Now you're supposed to believe the Recovery is upon us thanks to another uptick in retail sales, which increased 0.8 percent in March, according to the Commerce Department. But this mild good news is not particularly good, and it isn't news. As you read in Reason last November, the consumer-led recovery, according to standard models, has already happened:
Consumer spending returned to its pre-recession level in the last quarter of 2010. As Robert Higgs, the Independent Institute's senior fellow in political economy and editor of The Independent Review, noted in a blog post this fall, Commerce Department statistics show that the rate of personal consumption expenditures was "continuing to grow" and as of the second quarter of 2011 was "even farther above its pre-recession peak." Real government expenditure for consumption and investment had also snapped back to its pre-recession level and in the second quarter "was running more than 2 percent higher" in real terms, Higgs wrote.
So why aren't Krugman and other Keynesian interventionists cheering? John Maynard Keynes' general theory teaches us that now should be Miller Time. According to the standard macroeconomic model, you revive a stagnant economy by closing the gap in aggregate demand.
The more you look into Recovery belief, the more you see that support for the belief is as vague and hunch-driven as a weather report in the Farmers' Almanac. Here's a report about "growing optimism on U.S. recovery" that consists of nothing but bloviation from bank heads. And how's this for the hard gemlike flame of quantitative fact: "The quirky fate of the economy proved to be the undoing of the markets last week. After cruising along fine for some time, the U.S. economy began showing signs of slackening, sending panic waves across markets."
Meanwhile, new jobless claims have blown through expectations again and small businesses are not even bothering to seek loans anymore. And after a season of gassy elevation, the National Association of Homebuilders reports that its builder sentiment index is headed down again.
That last one gave rise to the delightfully kinky ZeroHedge headline "Housing Repenetrates Alleged Bottom As NAHB Index Misses By Most In 22 Months." I'm not sure it tells us much, however. All measures of confidence, sentiment and the like should be viewed with caution. And given the vast inventory of already built homes that are festering unsold, it makes sense that new home builders are not seeing much activity.
But this is a reminder that there will be no recovery until real estate hits the floor.

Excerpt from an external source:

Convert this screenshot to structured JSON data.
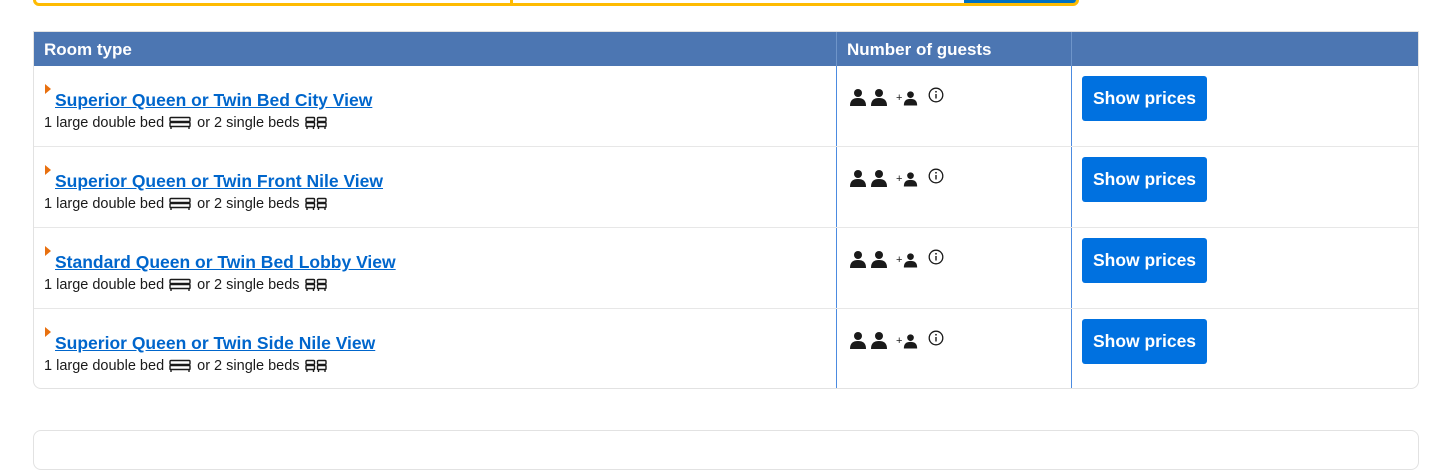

Until that happens, until sweet deflation works its magic, all these measures of mindless economic activity are as filthy rags and do fade as a leaf.
Folks of a certain age remember how Vice President Joe Biden declared the middle of 2010 the "Summer of Recovery." That unfortunate phrase didn't even make it to the first back-to-school sale, but it came back for sarcastic abuse in 2011. Now it's just an old saw trotted out for nostalgia, to make fun of Biden and as material for Ciceronian tirades. Biden can't help being a fool, but you can. The Recovery is a bunch of baloney.